Canine Hip Dysplasia
There’s one particular health issue that comes up far too frequently in regard to giant breed health: hip dysplasia.
Canine hip dysplasia is a disease that occurs when the ball and socket joint of the hip is malformed. This means that the ball portion and its socket don’t properly line up. This results in a joint that rubs instead of gliding smoothly.
Hip Dysplasia Risk Factors
There are two factors that go into the development of hip dysplasia: genetic and environmental. If a parent has hip dysplasia, the puppies are at a greater risk of developing it in their lifetime. Even if the parents don’t have the gene, the puppies may develop hip dysplasia if there are carriers of the gene in his lineage. However, if there are no carriers of the gene in the dog’s lineage, it’s unlikely that he will develop the disease.
Environmental influence for hip dysplasia can be broken into two parts: nutrition and exercise. Nutrition is extremely important as your giant breed puppy grows to ensure he doesn’t grow too quickly. Excess calories and an improper ratio of calcium and phosphorus can lead a puppy to grow too fast and cause joint issues.
Exercise must also be carefully monitored for your giant breed puppy. Dogs that are genetically susceptible to the disease may be at a higher risk for actually developing the disease if they are over-exercised as a puppy. Activities such as jumping and frisbee should be avoided until your giant breed has reached maturity.
Symptoms will depend on the severity of joint laxity, but the following signs can be seen at different stages:
- Decreased activity
- Difficulty in rising
- Reluctance to climb stairs or jump
- Swaying gait
- Decreased range of motion in the hip
- Loss of thigh muscle mass
- Narrow stance in hind legs
- intermittent hind leg lameness
In order to diagnose hip dysplasia, your vet with perform a physical exam on your dog. Normally, a blood profile and electrolyte panel will be completed as well. By examining your dog’s complete blood count, the vet may be able to determine the severity of inflammation.
X-rays will also be performed to visualize hip dysplasia. X-rays may reveal degenerative disease of the spinal cord, lumbar vertebral instability, and other bone diseases.
Depending on the severity of the looseness, your dog’s size, and age, and the degree of osteoarthritis, you and your vet will make a decision as to whether to proceed with surgery. If opting to avoid surgery, physiotherapy and swimming can be helpful in decreasing joint stiffness and encouraging muscle activity without doing more harm.
If your dog is overweight, a weight loss program will be devised to get your dog to a healthy weight. Extra weight adds pressure to the joints making it more painful as the dog moves. Eliminating or preventing extra weight can help alleviate some of your dog’s pain.

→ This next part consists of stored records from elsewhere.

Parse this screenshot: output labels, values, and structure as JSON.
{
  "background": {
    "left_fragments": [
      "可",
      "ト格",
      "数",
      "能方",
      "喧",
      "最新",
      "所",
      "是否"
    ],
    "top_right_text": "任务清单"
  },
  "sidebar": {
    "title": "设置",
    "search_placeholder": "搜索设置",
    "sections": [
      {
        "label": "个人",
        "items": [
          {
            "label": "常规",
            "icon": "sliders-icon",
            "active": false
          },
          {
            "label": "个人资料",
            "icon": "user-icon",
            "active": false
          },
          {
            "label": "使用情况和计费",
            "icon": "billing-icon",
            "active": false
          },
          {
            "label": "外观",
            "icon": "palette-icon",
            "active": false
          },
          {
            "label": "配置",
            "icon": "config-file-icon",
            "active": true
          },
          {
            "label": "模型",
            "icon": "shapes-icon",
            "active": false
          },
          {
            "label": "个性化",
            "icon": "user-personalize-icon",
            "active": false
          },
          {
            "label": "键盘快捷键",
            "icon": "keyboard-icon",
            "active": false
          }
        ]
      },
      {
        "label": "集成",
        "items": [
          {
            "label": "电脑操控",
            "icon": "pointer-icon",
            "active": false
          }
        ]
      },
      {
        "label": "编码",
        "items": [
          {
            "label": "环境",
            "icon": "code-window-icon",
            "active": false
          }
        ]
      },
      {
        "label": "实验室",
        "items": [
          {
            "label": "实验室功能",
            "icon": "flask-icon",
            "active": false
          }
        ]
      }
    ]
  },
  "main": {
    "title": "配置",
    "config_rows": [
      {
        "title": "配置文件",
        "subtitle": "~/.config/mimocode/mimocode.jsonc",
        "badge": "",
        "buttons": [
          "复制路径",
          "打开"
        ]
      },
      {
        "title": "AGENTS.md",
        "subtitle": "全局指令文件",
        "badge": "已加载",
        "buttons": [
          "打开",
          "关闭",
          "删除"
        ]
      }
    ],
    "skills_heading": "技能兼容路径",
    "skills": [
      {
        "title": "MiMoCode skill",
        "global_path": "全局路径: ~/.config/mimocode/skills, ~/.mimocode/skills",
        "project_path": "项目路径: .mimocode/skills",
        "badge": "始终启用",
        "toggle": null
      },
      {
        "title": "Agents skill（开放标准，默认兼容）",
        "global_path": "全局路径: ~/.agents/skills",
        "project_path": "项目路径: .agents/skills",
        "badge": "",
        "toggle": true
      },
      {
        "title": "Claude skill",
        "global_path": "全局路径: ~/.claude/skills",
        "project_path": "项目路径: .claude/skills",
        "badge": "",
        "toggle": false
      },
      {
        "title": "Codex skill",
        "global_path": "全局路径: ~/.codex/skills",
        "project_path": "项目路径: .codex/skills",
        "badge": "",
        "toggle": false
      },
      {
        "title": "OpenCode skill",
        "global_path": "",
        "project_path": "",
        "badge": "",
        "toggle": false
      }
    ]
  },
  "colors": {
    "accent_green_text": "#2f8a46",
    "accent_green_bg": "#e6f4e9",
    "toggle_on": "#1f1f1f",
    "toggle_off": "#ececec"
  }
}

We’ve just touched on the basics of hip dysplasia and will revisit the topic more thoroughly in the future! Do you have a dog with hip dysplasia or any advice for those who do?